A while back I posted a blog about Mr. Stick, the mean, older brother of the carrot. It was in reference to the fact that benefits managers are somewhat hamstrung when it comes to cost cutting measures related to healthcare. They can only tweak so many plan designs before they need to resort to the stick approach.
Mr. Stick is the bully in the playground who demands your lunch money. And you give it to him because you don’t have much of an option.
I began thinking a bit more about the challenges a benefits manager faces. And I have a few thoughts and ideas to share…
Why is healthcare so expensive? Well, there are so many reasons…fragmented care, enhanced technology, our payment system, medical waste, mis-aligned incentives, disparate systems, over-utilization, etc.
But there is another piece to this which is a huge component of the cost puzzle – the consumer. Or the patient. Or the employee. He/she goes by many different names.
Fact is that people complain about healthcare costs as they sit around eating ice cream by the pint and drinking “diet” soda while going to the world’s most expensive hospital’s emergency room for a hang nail.
Yes, I’m over-exaggerating. But the scary fact is that people don’t realize the role that they play in contributing to healthcare costs.
Now, this blog post isn’t going to be about health and wellness. But it is going to be on utilization and education. Some would consider this to be a “stick” approach. But the carrot can be added to the stick to create…well, I guess it would be a carrot-flavored stick.
So how does the benefits manager play a role in utilization and education? How does an employer help impact behaviors enough to curb the wanton utilization that isn’t needed? How does the benefits manager create the carrot-flavored stick?
This requires some explanation, doesn’t it…
Benefits managers have only so much power to change benefits, raise co-pays, raise deductible levels, change health plans, offer incentives and promote healthy behaviors. But the fact still remains – most people have no clue how our healthcare system works or the downstream effects of their choices.
Therefore, benefits managers need to find a way to educate and empower their employees about healthcare.
I’m sure you’re picturing what I’m picturing – a room…no wait, a HALL…full of eager employees, salivating, just waiting to learn about healthcare. And no, I did not forget to take my meds today. It’s purposely sarcastic.
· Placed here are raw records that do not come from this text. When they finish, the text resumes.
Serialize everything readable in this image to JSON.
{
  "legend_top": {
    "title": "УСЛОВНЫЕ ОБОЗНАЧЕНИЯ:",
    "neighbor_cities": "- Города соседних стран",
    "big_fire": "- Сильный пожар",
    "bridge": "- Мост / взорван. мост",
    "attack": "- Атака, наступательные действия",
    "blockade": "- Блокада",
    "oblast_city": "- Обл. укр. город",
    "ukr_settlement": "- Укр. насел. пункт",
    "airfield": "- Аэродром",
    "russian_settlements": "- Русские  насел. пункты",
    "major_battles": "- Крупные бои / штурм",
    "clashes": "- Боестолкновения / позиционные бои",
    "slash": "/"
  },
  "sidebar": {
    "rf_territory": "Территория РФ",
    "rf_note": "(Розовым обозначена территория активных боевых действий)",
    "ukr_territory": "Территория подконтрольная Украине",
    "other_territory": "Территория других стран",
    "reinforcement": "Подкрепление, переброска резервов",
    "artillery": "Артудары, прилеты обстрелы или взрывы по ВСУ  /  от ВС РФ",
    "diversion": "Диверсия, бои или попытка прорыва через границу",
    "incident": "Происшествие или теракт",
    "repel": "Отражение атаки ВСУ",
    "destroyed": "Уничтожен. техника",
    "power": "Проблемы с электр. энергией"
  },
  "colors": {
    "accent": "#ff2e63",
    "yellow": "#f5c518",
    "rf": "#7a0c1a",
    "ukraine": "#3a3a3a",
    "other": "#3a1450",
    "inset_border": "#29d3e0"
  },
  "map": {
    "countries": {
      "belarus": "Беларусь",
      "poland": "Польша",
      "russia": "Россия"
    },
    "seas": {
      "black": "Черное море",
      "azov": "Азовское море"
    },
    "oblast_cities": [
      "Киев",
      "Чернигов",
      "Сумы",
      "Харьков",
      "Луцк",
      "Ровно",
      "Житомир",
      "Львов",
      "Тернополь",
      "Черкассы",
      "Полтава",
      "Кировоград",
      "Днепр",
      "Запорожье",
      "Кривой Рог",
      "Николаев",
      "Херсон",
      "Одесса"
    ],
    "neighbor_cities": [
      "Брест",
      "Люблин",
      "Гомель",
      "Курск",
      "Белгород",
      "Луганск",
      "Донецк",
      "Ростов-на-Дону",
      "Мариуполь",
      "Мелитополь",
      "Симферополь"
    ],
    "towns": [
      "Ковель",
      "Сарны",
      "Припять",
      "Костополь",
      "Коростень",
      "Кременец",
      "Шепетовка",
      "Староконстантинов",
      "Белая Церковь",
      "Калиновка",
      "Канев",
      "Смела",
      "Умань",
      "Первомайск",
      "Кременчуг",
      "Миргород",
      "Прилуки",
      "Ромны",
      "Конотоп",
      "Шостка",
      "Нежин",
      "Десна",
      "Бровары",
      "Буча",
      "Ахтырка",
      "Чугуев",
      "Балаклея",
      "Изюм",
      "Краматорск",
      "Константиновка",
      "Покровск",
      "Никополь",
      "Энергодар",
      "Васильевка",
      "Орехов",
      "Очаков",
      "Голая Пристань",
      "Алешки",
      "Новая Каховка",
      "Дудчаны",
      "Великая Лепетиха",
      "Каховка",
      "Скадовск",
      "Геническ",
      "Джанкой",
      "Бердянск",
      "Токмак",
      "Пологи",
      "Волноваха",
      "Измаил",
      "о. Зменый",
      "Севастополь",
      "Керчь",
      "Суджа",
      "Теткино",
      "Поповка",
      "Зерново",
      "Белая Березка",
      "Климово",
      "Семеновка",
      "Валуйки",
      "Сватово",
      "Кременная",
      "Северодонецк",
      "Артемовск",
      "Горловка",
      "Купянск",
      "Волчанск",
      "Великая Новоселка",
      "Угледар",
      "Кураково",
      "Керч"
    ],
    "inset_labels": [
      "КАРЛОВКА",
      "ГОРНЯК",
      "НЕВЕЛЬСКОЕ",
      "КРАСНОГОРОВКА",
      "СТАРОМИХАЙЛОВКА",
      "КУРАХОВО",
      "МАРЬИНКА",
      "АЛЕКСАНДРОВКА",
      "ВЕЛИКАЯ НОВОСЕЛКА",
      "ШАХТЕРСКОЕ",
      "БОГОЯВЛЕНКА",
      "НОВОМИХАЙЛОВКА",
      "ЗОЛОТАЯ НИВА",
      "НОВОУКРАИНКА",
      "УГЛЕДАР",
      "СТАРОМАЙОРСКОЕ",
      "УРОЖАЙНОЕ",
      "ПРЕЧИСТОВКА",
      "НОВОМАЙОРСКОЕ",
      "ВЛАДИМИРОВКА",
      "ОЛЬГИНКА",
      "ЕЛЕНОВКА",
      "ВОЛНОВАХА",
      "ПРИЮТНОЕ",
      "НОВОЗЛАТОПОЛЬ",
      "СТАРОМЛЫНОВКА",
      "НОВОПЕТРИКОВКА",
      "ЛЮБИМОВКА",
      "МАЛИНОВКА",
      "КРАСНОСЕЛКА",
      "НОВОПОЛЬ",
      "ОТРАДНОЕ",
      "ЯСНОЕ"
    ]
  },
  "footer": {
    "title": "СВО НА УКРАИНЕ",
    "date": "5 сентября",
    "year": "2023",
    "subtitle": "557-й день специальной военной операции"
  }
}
Employees probably won’t care about something like this…unless there’s something in it for them.
Today, many employers are using some form of carrots and sticks. Carrots can be in the form of incentives when someone completes a health risk assessment or takes part in a wellness program. Sticks can be in the form of a tobacco surcharge or more cost sharing.
My thought to create the carrot-flavored stick is this: put together programs that educate employees on how the healthcare system works – how hospitals are paid, how doctors are reimbursed, why some hospitals cost more than others, how insurance companies operate, the value of generic vs. brand medicine, how more healthcare doesn’t equate to better outcomes – the topics go on and on.
For each “course” completed, the employee gets money into their employer-funded health reimbursement account (HRA).
The fancy pants benefits managers will go even further. They will have levels of “courses” and will designate healthcare “champions” for those who achieve high levels of education. They’ll test employees and create competitions around these programs. Winners get special things like days off or gift cards. And as the employees become more engaged in this, the stakes can be raised. Education on things like employer-direct healthcare will help educate employees as to the value of such a “drastic” measure. However, the employee buy-in is likely to be greater because they now have a much better understanding of the system and why something like this is a chance for the company to save big money resulting in lower premiums for themselves and their families.
The question becomes this: who will offer these trainings?
I’ve got my own thoughts on this. One is brokers/consultants, just as Gary Fradin suggests – see my author’s note below.
In my post about the Broker (R)Evolution, I discuss how brokers need to evolve. This is one of the ways to evolve. The other idea would be for the entrepreneurs out there – create a company that does this sort of education. I suppose it’s also possible that the employer trains someone internally on these topics, but that is not as likely. The last idea would be for the federal government to offer it. Picture the state exchanges in 2014, complete with patient/member education programs that offer lower premiums if you complete training/education classes.
Good idea? I think so. Because a carrot-flavored stick is better than just a plain old stick, right?
Now, if we can begin working on the ice cream flavored stick…low-fat, of course…
[Author’s note: I attended a continuing education class today, well after I drafted most of this blog. The teacher of the class, Gary Fradin of Health Insurance CE, LLC suggested that brokers be the ones who educate employers on topics such as over-utilization and the harm of un-needed healthcare. Well, since he stole my thunder a bit, I figured it was time to complete writing this blog tonight. Thanks, Gary! ;)]